▶ _Exercise brief_
Search the records below for the word "Render", then return every line where it appears.

▶ _Input data_
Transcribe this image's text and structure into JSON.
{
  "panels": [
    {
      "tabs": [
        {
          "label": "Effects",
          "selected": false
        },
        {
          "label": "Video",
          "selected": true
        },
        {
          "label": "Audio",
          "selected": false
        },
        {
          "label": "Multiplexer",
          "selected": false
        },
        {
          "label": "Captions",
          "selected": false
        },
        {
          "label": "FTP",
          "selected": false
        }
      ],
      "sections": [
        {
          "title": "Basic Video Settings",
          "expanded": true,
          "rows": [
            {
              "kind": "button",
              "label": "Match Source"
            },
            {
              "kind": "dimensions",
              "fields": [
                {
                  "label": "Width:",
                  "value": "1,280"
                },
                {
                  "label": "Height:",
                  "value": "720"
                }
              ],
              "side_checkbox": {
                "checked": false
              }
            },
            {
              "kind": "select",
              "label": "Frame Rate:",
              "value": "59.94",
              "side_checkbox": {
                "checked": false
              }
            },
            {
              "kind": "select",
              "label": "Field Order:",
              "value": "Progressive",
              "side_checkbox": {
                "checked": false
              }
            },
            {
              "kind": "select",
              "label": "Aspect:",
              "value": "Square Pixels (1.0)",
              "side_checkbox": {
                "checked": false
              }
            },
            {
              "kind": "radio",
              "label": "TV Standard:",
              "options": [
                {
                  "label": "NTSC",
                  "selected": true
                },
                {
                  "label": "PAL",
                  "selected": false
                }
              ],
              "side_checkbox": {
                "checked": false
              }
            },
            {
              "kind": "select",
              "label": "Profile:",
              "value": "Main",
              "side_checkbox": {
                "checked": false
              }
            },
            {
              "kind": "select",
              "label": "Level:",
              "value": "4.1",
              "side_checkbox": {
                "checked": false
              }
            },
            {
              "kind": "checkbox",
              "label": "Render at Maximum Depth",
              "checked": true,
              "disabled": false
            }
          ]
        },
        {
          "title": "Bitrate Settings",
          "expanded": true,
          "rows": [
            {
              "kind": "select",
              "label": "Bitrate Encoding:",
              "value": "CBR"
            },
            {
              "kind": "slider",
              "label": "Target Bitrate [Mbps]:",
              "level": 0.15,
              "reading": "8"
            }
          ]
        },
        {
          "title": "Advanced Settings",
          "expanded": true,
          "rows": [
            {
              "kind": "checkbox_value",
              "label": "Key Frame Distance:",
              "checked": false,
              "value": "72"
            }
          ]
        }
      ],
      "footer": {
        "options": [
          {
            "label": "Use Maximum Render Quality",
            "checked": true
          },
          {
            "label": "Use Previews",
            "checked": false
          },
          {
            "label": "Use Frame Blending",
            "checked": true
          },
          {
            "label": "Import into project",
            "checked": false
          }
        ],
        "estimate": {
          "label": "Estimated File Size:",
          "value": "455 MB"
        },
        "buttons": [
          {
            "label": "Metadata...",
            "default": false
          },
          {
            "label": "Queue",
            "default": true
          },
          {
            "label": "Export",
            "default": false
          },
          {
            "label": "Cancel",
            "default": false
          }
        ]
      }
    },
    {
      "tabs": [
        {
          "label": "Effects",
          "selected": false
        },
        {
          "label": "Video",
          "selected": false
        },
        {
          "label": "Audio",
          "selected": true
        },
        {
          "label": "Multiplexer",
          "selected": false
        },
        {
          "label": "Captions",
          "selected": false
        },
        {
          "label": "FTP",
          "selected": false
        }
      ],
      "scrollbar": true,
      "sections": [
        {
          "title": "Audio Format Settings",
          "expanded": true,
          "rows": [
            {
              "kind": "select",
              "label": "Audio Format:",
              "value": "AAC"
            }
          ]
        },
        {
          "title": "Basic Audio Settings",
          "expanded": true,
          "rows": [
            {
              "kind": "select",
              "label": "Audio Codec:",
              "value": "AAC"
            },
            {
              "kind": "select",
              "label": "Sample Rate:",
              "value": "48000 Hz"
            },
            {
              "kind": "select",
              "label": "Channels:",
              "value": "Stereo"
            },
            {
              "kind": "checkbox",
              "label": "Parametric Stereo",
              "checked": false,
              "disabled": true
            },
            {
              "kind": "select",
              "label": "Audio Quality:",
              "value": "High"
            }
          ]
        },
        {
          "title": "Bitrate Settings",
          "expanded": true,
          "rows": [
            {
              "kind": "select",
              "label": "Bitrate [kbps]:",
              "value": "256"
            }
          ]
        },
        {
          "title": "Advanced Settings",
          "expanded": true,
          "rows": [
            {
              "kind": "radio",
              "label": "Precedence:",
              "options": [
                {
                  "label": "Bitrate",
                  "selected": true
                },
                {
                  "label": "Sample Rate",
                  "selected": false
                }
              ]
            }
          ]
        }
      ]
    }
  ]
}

▶ _Answer box_
              "label": "Render at Maximum Depth",
            "label": "Use Maximum Render Quality",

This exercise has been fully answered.